Going back to the genesis of sidemount diving, we arrive at the original reason to move one’s primary cylinders from one’s back to one’s side; low ceilings and flat bedding planes. While this reality has informed the decision making of cave divers for more than a generation, more and more wreck divers feel that sidemount offers real advantages inside a wreck. The interior of most wrecks, even those intentionally sunk and cleaned out ahead of time, present special challenges because of the likelihood of entanglement with overhead cables and other debris. The possibilities of “unfriendly interaction” with all this mess are pretty high, and a staple of the traditional Advanced Wreck class is a session learning the best techniques to free oneself or a buddy from the clutches of a couple of metres of electrical wire and rotting wood caught in the traditional manifolded doubles. Not to say that entanglement in this sort of situation is a non-issue in sidemount, but if we look at it logically, there simply is not the number of potential line-traps behind the diver’s head when he is wearing sidemount kit. I also find the inherent lateral stability against the effect of roll wearing a sidemount setup is a huge benefit when scootering; but perhaps that’s a story for another day.

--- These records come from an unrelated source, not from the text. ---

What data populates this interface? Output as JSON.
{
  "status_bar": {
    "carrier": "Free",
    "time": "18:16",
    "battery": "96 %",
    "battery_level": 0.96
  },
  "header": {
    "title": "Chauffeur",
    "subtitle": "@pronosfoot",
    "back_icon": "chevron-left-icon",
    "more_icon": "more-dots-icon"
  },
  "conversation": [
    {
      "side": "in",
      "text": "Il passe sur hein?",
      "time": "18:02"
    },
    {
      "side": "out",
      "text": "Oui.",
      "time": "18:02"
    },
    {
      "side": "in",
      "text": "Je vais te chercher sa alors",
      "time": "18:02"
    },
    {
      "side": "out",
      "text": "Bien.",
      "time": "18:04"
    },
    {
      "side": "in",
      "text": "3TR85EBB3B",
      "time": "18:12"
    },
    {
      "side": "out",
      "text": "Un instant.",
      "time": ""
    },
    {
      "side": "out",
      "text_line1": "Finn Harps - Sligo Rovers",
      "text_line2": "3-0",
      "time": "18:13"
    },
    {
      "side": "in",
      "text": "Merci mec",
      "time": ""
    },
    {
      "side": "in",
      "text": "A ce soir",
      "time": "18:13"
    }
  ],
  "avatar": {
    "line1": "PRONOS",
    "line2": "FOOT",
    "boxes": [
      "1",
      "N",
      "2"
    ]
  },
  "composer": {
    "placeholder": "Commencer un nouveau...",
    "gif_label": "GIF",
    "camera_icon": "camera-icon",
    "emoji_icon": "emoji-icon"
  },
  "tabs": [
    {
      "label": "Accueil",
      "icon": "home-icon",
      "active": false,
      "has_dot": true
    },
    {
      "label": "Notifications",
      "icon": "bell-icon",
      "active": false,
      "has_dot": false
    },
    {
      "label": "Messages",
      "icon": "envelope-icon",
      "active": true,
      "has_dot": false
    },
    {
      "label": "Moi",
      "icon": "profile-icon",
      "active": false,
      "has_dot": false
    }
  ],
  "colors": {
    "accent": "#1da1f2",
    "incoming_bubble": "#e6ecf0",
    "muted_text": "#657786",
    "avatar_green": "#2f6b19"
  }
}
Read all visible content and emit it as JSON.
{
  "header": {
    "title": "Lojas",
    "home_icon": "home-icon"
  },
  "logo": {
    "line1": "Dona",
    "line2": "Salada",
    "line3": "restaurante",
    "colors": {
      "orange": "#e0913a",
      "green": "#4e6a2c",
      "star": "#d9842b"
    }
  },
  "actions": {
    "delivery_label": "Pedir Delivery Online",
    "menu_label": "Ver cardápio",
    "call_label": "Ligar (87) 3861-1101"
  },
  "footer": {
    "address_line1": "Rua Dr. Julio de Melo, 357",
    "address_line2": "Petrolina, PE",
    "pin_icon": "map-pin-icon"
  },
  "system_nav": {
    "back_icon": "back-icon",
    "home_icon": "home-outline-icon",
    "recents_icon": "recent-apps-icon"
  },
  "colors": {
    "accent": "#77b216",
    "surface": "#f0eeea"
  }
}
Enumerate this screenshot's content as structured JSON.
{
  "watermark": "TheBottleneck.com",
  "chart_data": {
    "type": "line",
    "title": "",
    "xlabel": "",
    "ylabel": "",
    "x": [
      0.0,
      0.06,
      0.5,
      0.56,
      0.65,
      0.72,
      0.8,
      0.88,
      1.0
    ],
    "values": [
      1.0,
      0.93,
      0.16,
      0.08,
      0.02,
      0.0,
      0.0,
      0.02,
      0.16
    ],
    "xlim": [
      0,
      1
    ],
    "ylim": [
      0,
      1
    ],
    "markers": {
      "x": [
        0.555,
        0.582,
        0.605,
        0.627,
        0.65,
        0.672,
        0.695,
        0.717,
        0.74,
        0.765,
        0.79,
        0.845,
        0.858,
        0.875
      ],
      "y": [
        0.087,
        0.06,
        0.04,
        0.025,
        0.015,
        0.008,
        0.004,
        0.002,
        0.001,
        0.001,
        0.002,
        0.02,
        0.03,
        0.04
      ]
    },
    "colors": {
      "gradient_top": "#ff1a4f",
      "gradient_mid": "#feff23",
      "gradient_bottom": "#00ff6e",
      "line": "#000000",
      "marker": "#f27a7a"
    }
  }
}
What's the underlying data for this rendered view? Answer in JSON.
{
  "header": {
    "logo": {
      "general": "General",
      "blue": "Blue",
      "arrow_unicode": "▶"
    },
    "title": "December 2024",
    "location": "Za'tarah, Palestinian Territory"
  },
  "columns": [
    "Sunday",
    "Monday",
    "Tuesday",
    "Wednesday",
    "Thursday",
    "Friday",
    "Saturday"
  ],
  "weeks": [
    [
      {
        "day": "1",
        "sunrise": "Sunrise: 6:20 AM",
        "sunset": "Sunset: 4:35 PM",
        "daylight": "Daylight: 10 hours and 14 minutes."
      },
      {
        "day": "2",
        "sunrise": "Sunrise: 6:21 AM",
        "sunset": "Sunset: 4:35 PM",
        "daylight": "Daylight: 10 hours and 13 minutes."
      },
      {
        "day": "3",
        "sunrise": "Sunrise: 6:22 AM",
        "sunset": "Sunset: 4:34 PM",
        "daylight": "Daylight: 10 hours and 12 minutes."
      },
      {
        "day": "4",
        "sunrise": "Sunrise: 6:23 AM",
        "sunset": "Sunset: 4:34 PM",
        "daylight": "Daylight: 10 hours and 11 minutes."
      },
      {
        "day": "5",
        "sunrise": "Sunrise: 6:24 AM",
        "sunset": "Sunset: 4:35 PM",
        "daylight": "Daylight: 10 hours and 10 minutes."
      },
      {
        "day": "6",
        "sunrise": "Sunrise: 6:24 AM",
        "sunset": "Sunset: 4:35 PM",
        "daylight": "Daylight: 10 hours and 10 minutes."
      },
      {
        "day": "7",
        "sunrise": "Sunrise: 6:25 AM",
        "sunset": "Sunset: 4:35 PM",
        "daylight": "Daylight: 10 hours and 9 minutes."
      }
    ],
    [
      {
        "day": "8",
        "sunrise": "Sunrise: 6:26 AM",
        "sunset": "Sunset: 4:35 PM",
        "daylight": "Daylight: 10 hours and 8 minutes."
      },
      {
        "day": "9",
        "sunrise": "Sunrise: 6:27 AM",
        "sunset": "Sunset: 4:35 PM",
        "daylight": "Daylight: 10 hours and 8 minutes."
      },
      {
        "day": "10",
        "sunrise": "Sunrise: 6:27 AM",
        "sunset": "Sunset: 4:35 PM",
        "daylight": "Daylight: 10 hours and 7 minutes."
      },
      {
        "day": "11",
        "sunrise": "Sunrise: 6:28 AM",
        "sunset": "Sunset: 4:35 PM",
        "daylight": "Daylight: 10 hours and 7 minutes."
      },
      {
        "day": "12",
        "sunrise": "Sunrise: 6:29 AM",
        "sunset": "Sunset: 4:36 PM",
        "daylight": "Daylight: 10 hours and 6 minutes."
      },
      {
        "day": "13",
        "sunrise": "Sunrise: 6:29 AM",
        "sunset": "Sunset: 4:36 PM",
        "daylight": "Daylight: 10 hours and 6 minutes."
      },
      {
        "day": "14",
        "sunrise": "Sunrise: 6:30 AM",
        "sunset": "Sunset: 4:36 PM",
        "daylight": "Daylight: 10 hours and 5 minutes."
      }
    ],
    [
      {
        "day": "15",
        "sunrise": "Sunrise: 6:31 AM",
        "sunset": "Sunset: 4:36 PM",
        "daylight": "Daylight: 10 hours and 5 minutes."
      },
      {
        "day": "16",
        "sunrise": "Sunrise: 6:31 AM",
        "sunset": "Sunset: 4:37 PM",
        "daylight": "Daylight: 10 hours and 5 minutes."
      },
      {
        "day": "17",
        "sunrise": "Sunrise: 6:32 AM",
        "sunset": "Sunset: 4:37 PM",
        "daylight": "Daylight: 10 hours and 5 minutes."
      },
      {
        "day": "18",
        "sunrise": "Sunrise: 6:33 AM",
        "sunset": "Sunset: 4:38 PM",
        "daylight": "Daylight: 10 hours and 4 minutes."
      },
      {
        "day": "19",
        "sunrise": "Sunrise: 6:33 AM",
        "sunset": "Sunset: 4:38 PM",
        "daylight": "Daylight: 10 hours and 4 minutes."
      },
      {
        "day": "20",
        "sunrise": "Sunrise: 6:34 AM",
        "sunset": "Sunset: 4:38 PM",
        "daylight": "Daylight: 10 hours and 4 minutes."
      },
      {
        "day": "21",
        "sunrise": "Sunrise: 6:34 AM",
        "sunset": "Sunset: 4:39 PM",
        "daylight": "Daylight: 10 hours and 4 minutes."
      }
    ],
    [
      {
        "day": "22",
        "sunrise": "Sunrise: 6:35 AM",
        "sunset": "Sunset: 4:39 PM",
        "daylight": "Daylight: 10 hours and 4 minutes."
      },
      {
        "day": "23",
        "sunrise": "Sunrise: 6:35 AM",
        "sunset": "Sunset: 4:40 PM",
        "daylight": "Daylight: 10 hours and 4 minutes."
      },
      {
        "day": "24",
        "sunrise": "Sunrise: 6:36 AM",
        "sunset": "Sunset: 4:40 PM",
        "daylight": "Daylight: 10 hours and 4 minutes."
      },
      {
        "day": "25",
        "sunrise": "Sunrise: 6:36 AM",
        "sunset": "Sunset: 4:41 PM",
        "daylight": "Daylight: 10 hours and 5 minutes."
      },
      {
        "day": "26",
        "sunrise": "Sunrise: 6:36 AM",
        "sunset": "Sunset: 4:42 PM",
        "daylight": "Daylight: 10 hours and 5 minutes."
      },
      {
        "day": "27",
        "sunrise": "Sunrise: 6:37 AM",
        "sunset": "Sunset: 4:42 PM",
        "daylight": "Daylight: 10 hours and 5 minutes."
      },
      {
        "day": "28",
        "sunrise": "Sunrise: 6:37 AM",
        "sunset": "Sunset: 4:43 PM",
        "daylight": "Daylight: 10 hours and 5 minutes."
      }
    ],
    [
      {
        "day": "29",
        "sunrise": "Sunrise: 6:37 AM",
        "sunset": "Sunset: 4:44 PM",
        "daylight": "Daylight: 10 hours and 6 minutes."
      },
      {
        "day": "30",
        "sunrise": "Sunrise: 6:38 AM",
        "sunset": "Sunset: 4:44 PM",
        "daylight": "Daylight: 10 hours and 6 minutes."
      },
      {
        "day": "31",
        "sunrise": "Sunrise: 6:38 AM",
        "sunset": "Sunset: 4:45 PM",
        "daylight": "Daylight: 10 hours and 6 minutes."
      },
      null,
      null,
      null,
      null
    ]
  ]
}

All this said, it is important to remember that no single kit configuration is right for ALL applications. Sidemount is not the silver bullet and is certainly not the best option always and everywhere. However, a growing number of tech and sport divers are finding SM an interesting and enjoyable way to dive in many different environments. A good workshop is a great way to learn the technique and to find out the best ways to route hoses, hang lights, and configure deco bottles, but having a very flexible alternative to the traditional tech diver’s kit for many divers is worth the extra effort.

Steve Lewis is an active instructortrainer for TDI and a strong advocate for the application of sidemount configuration for ALL open circuit divers who venture into an overhead environment. In addition to running SM courses and clinics on a regular basis, Steve is currently working on a new book about technical diving called Twelve Dialogues with Doppler.

Originally published in the Underwater JournalDownload your free copy now.

Advertisements

Comments are closed.